While the medicinal use of other yam species dates back over 2,000 years, the "discovery" of wild yam was relatively recent. Dr. Bone, a Hessian mercenary and physician who settled in New Jersey after the American Revolution, is reported to have used wild yam root to treat "bilious colic" in the latter part of the 18th Century. Prior to that, the root was primarily used in poultices to treat wounds. Steroidal sapogenins found in several yam species have been used in the production of oral contraceptives and synthetic hormones (such as progesterone, corticosteroids, estrogens, androgens, and other sex hormones) since 1940. In recent years, wild yam root has become popular for treatment of menopausal symptoms, premenstrual syndrome (PMS), and abdominal cramps; however, there is little scientific evidence to support such use.
Wild yam contains steroidal sapogenins (most notably diosgenin) and alkaloids. Wild yam extracts are often standardized to provide consistent diosgenin levels.
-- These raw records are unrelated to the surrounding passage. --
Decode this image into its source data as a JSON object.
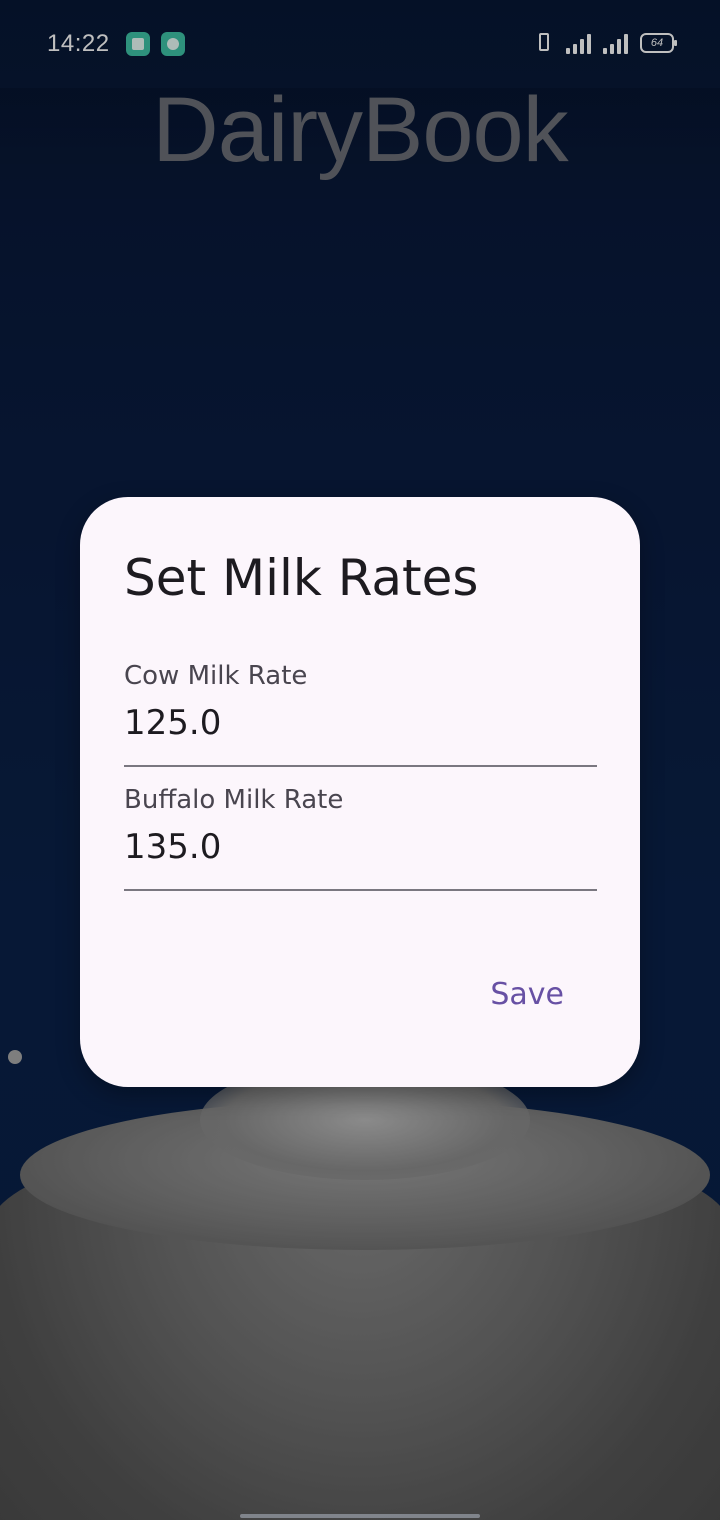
{
  "status_bar": {
    "time": "14:22",
    "battery_level": "64",
    "notification_icons": [
      "app-notification-icon",
      "chat-notification-icon"
    ],
    "system_icons": [
      "vibrate-icon",
      "signal-icon",
      "signal-icon",
      "battery-icon"
    ]
  },
  "app": {
    "title": "DairyBook"
  },
  "dialog": {
    "title": "Set Milk Rates",
    "fields": [
      {
        "label": "Cow Milk Rate",
        "value": "125.0"
      },
      {
        "label": "Buffalo Milk Rate",
        "value": "135.0"
      }
    ],
    "save_label": "Save"
  },
  "colors": {
    "background": "#0a1c40",
    "dialog_surface": "#fcf6fc",
    "accent": "#6750a4",
    "title_text": "#6b6e76"
  }
}
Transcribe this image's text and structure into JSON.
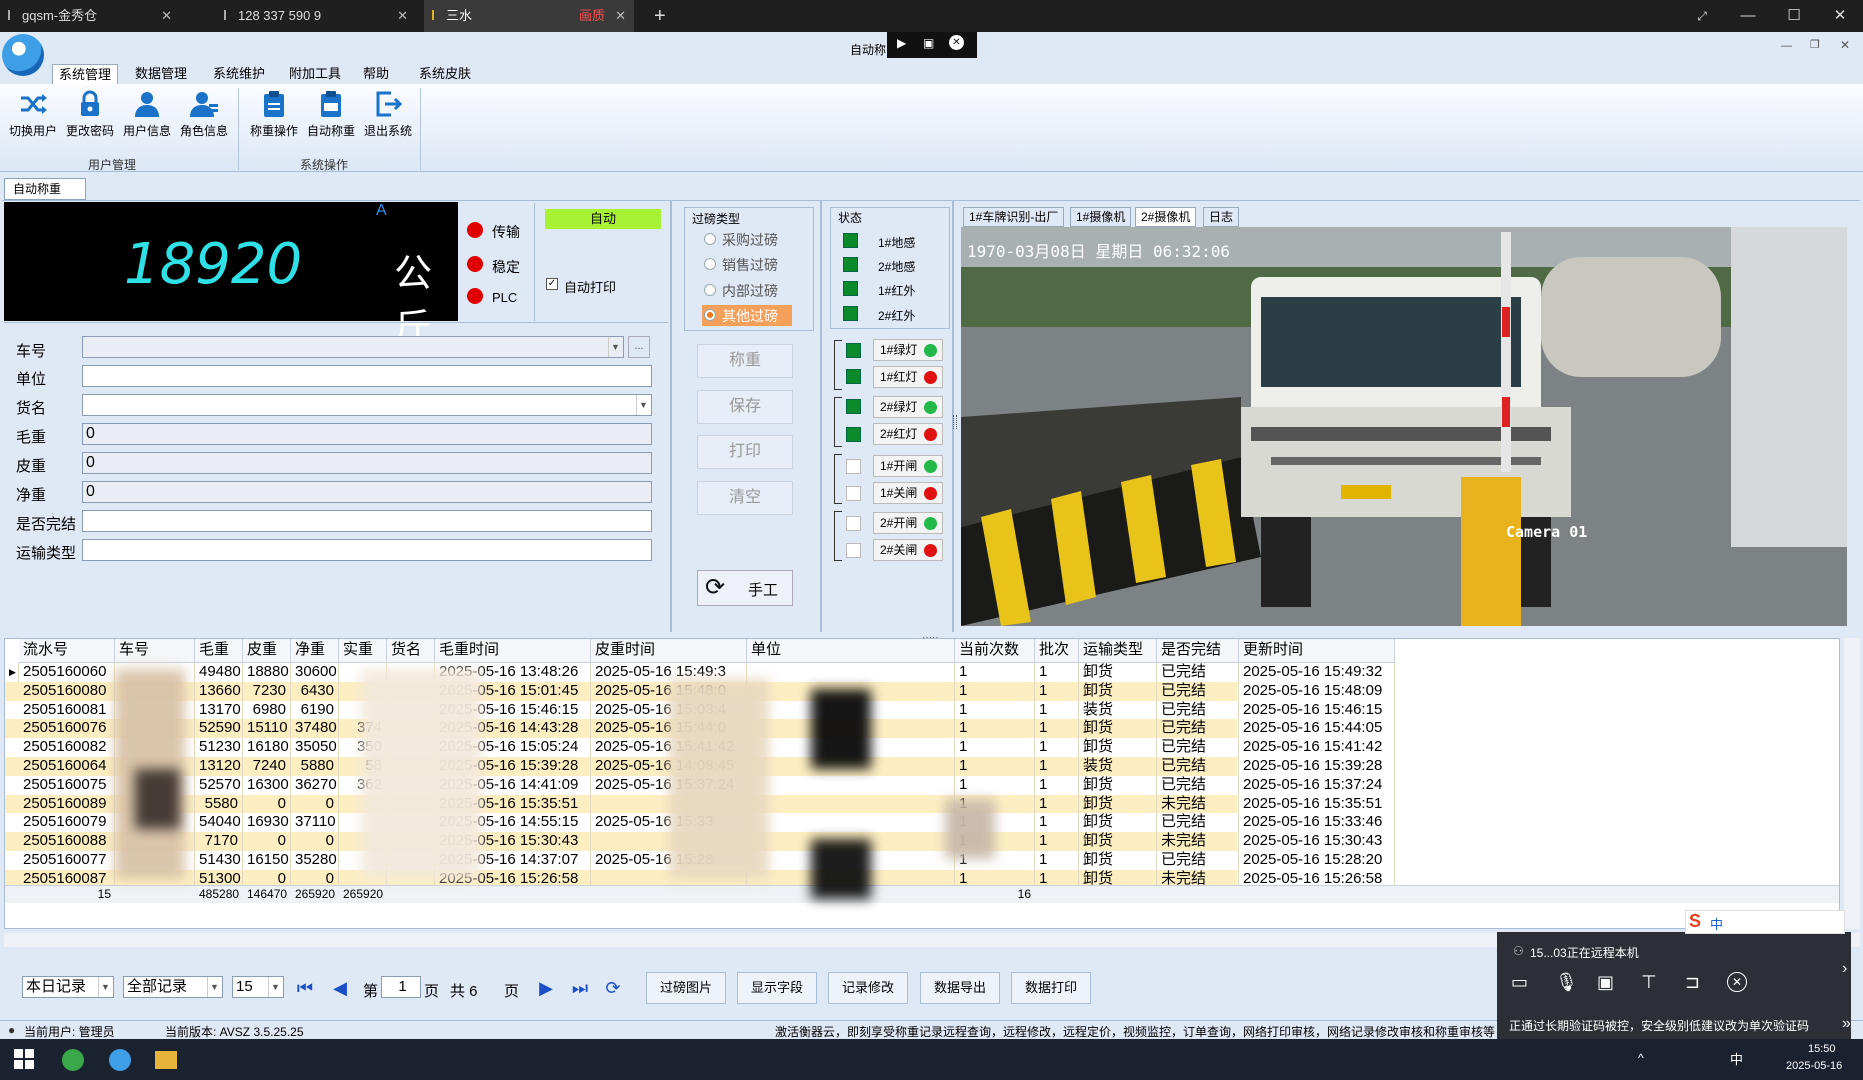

Much of the popular use of wild yam is based on the erroneous belief that diosgenin can act as a precursor for DHEA, progesterone, and other steroid hormones. Pharmaceutical hormones are made from diosgenin through a chemical conversion process. This chemical synthesis does not occur in the body. There is no scientific evidence that the use of wild yam can influence hormonal levels or alleviate symptoms associated with PMS or menopause.
Wild yam root is commonly taken in doses of 1,000 mg per day, and there are no known side effects at this dosage range. Topical creams containing wild yam can be applied liberally with no adverse effects, with the possible exception of allergic reactions in some individuals. Wild yam contains alkaloids which are poisonous in large doses; however, there are no known cases of wild yam toxicity.